Well, you get the picture

Choose your co-founders

Growing a business is hard. In a lot of ways it’s comparable to the first months of being a parent: waking up at night, coping with your inner-feelings about new responsibilities. Being tired most of the time will put some stress on your relation.

Co-founding a company much like a marriage (without the sex). For a considerable amount of time, you’ll likely be spending more time with your business partner than with your life partner.

Finding the right co-founders is among the most difficult, yet most important thing new entrepreneurs need to do. Find someone you can trust in the trenches, and share your drive toward constant improvement and success.

There is never a right time

Waiting for the right time to pursue your idea?

Whatever excuse you can come up with for why you’re waiting for the right time is probably not good enough. There is no such thing as “the right time”

If you are convinced about your idea. Stop what you are doing now, and go for it.

“goeie code” een mythe ?

Deze post gaat over een leuk dilemma in het ontwikkelen van projecten, meer bepaald het schrijven van code. Iedereen die al eens geprogrammeerd heeft aan een groter project (neen ik heb het niet over de myspace pagina van jouw neefje’s reggae band) kent het dilemma “goeie code” vs “snelle code”. Bij elk groter project komt er een bepaald moment waar je moet kiezen : de snelle (& dirty) oplossing of tijd investeren in de perfecte code ? Er zijn zeer weinig projecten waar de duurzame oplossing, maar vaak komt het hierop neer “if it works, it works”, niets is minder waar.

Elke die-hard developer weet dat de wereld beter zou worden van “goeie code”. Applicaties (in mijn geval web applicaties) zouden niet alleen doen wat ze horen te doen, ze zouden ook nog eens sneller zijn ! Het project process zou vlotter verlopen, en het eindresultaat zou voldoen aan alle eisen vooropgesteld in de analyse, right ? Spijtig genoeg is de realiteit anders.

Het eindresultaat is niet altijd afhankelijk van tijd/resources, er zijn ook andere factoren.

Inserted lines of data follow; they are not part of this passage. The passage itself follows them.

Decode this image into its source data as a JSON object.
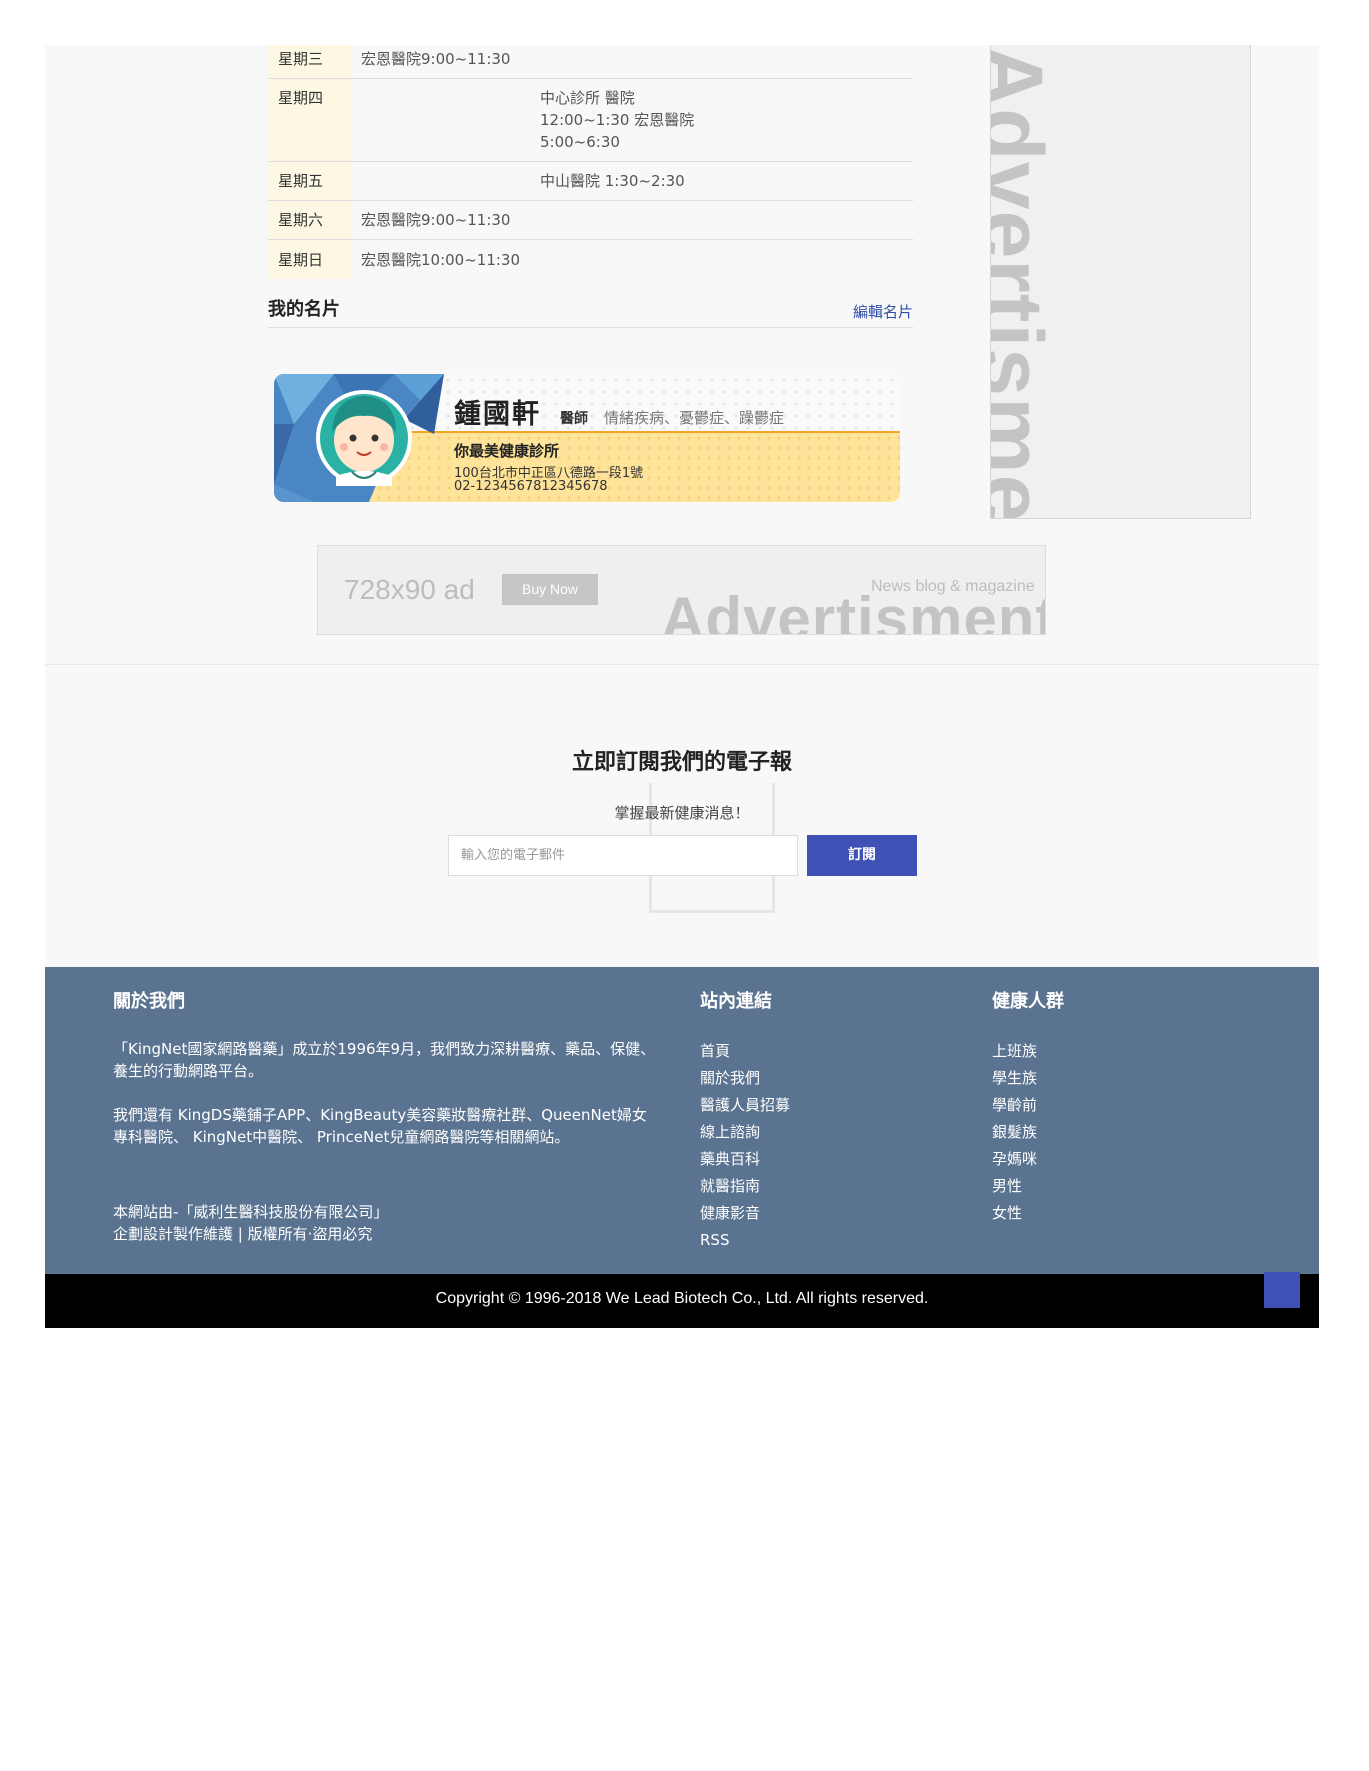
{
  "schedule": [
    {
      "day": "星期三",
      "col1": "宏恩醫院9:00~11:30",
      "col2": []
    },
    {
      "day": "星期四",
      "col1": "",
      "col2": [
        "中心診所 醫院",
        "12:00~1:30 宏恩醫院",
        "5:00~6:30"
      ]
    },
    {
      "day": "星期五",
      "col1": "",
      "col2": [
        "中山醫院 1:30~2:30"
      ]
    },
    {
      "day": "星期六",
      "col1": "宏恩醫院9:00~11:30",
      "col2": []
    },
    {
      "day": "星期日",
      "col1": "宏恩醫院10:00~11:30",
      "col2": []
    }
  ],
  "card_section": {
    "title": "我的名片",
    "edit_link": "編輯名片"
  },
  "name_card": {
    "name": "鍾國軒",
    "role": "醫師",
    "specialties": "情緒疾病、憂鬱症、躁鬱症",
    "clinic": "你最美健康診所",
    "address": "100台北市中正區八德路一段1號",
    "phone": "02-1234567812345678"
  },
  "side_ad": {
    "text": "Advertisment"
  },
  "banner_ad": {
    "size": "728x90 ad",
    "button": "Buy Now",
    "tagline": "News blog & magazine",
    "big": "Advertisment"
  },
  "newsletter": {
    "title": "立即訂閱我們的電子報",
    "subtitle": "掌握最新健康消息！",
    "placeholder": "輸入您的電子郵件",
    "button": "訂閱"
  },
  "footer": {
    "about": {
      "heading": "關於我們",
      "para1": "「KingNet國家網路醫藥」成立於1996年9月，我們致力深耕醫療、藥品、保健、養生的行動網路平台。",
      "para2": "我們還有 KingDS藥鋪子APP、KingBeauty美容藥妝醫療社群、QueenNet婦女專科醫院、 KingNet中醫院、 PrinceNet兒童網路醫院等相關網站。",
      "company_line1": "本網站由-「威利生醫科技股份有限公司」",
      "company_line2": "企劃設計製作維護 | 版權所有‧盜用必究"
    },
    "links": {
      "heading": "站內連結",
      "items": [
        "首頁",
        "關於我們",
        "醫護人員招募",
        "線上諮詢",
        "藥典百科",
        "就醫指南",
        "健康影音",
        "RSS"
      ]
    },
    "groups": {
      "heading": "健康人群",
      "items": [
        "上班族",
        "學生族",
        "學齡前",
        "銀髮族",
        "孕媽咪",
        "男性",
        "女性"
      ]
    }
  },
  "copyright": "Copyright © 1996-2018 We Lead Biotech Co., Ltd. All rights reserved.",
  "colors": {
    "accent": "#3f51b5",
    "footer_bg": "#5a7390",
    "link": "#2d4fa6",
    "day_bg": "#fdf8e4"
  }
}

Ik heb in het verleden al aan tal van internet applicaties gewerkt, en altijd had ik de beste intenties voor de realisatie van het project. Altijd ! Beginnend met de analyse, alle actoren en processen zo goed mogelijk in kaart brengen en begrijpen hoe al die zaken uiteindelijk moeten samenwerken. Het resultaat was (meestal) duidelijke en gedocumenteerde code die gestructureerd, onderhoudbaar, leesbaar en uitbereidbaar was…tenminste toch tot de klant zich besloot te “moeien” :-)

Indien je al aan grotere projecten gewerkt hebt ken je zeker deze regel : “klanten weten nooit wat ze willen”. Zelfs als ze beweren van wel. Na het tonen van de eerste demo zijn ze verbaast en enthousiast zodat ze onmiddelijk idee’en beginnen te opperen om de applicatie “nog beter” en “nog cooler” te maken. Nu dit is niet echt een probleem zolang je de klant onder controle hebt (analyse document, project specificaties), maar dit niet het geval is : “let the bad code in” ! :-)

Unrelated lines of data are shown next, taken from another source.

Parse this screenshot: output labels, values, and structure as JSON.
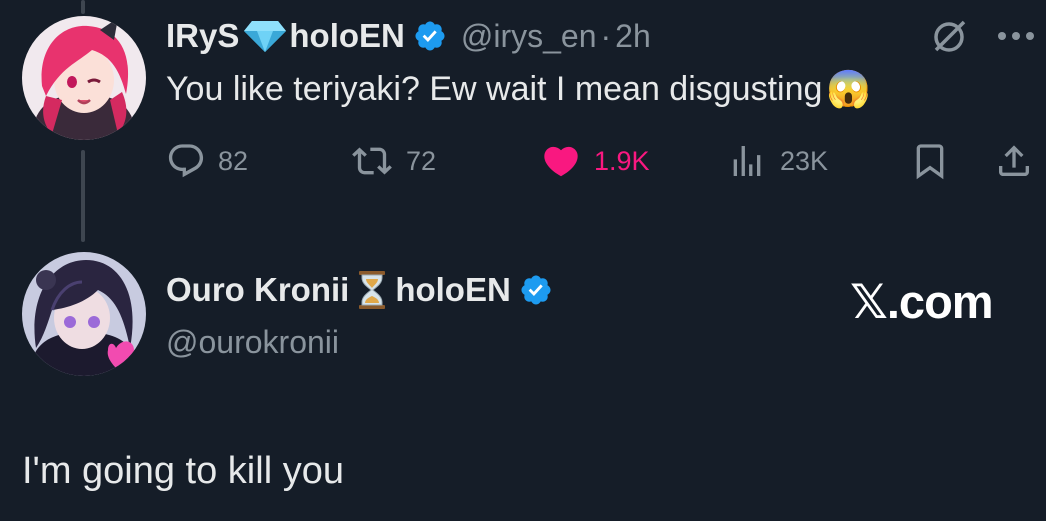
{
  "tweet": {
    "author_name": "IRyS",
    "author_badge_text": "holoEN",
    "handle": "@irys_en",
    "separator": "·",
    "time": "2h",
    "text": "You like teriyaki? Ew wait I mean disgusting",
    "emoji": "😱",
    "stats": {
      "replies": "82",
      "reposts": "72",
      "likes": "1.9K",
      "views": "23K"
    }
  },
  "reply": {
    "author_name": "Ouro Kronii",
    "author_badge_text": "holoEN",
    "handle": "@ourokronii",
    "text": "I'm going to kill you"
  },
  "watermark": {
    "logo": "𝕏",
    "domain": ".com"
  },
  "colors": {
    "background": "#151d28",
    "text": "#e7e9ea",
    "muted": "#8a949d",
    "verified": "#1d9bf0",
    "like": "#f91880"
  },
  "icons": [
    "diamond-icon",
    "verified-icon",
    "grok-icon",
    "more-icon",
    "reply-icon",
    "repost-icon",
    "heart-icon",
    "views-icon",
    "bookmark-icon",
    "share-icon",
    "hourglass-icon"
  ]
}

Op 90% van de reeds gerealiseerde projecten kwam er een moment waarop we keuzes moesten maken. Mogelijk kan er uit de eerste demo maar één voorstel van functionaliteit komen wat de klant geintegreerd wil zien. De kans is groot dat net deze functionaliteit zal botsen met alles wat je daarvoor al hebt geschreven. Daarom is het extreem moeilijk om “goeie code” te behouden. Het vereist oefening, ervaring en skill om dingen te schrijven die flexibel genoeg zijn om te voorzien aan de toenemende eisen van de klant.

Xhost/Domeincentrale : IVR

Op dit moment heeft wel elk IT bedrijfje een IVR, je kan zo snel met asterisk (of andere voip software) een telefooncentrale opzetten, en mensen die teweinig tijd (en geld teveel) hebben kunnen altijd eens bij belgacom aankloppen.

Ik had zonet iemand nodig van domeincentrale

Welcom bij Xhost group,
bent u klant van …. druk 1
bent u klant van domeincentrale….druk 2
bent u kla….
ik : 2

welkom bij domeincentrale
voor verkoop druk 1
voor technische support druk 2
ik 2–>tuut tuut, call ended…

Ok opnieuw :

Welcom bij Xhost group,
bent u klant van …. druk 1
bent u klant van domeincentrale….druk 2
bent u kla….
ik : 2

welkom bij domeincentrale
voor verkoop druk 1
voor technische support druk 2
ik 1

Welcom bij Xhost group,
bent u klant van …. druk 1
bent u klant van domeincentrale….druk 2
bent u kla….
ik : 2